Position: Distinguished Professor
Program: History
Campus Affiliation: Graduate Center
Phone: (212) 817-8468
Degrees/Diplomas: Ph.D. Brown University
Research Interests: Modern European; History of Sexuality; History of Religion
Dagmar Herzog, appointed to the Graduate Center in August 2005, conducts transnational and comparative research on how religion and secularization have affected social and political developments in modern Europe. An expert on the histories of Nazism and the Holocaust and their aftermath, she gives particular attention in her research to methodological innovations in critical source analysis and in gender and sexuality studies.
 
Herzog is the author of Sexuality in Europe: A Twentieth-Century History (2011); Sex in Crisis: The New Sexual Revolution and the Future of American Politics (2008); Sex after Fascism: Memory and Morality in Twentieth-Century Germany (2005), which has been translated into German and Japanese; and Intimacy and Exclusion: Religious Politics in Pre-Revolutionary Baden (1996). She has edited six anthologies, including After the History of Sexuality: German Genealogies With and Beyond Foucault (2012), with Helmut Puff and Scott Spector; Brutality and Desire: War and Sexuality in Europe’s Twentieth Century (2009); and Lessons and Legacies VII: The Holocaust in International Perspective (2007).
 
Herzog was awarded a 2012 John Simon Guggenheim Memorial Foundation Fellowship for a trans-Atlantic research project on the European and American histories of psychoanalysis, trauma, and desire.
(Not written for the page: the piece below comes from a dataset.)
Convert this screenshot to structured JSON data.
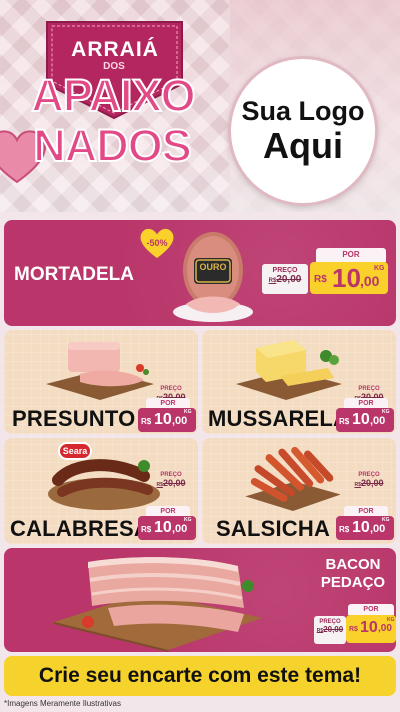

She has also received fellowships from the Shelby Cullom Davis Center for Historical Studies at Princeton University, the Ford Foundation, the School of Social Science at the Institute for Advanced Study, the Andrew W. Mellon Foundation, the American Council of Learned Societies, the Social Science Research Council, and the National Endowment for the Humanities. She is active in the work of the Holocaust Educational Foundation and serves as a member of the Board of Editors for the American Historical Review.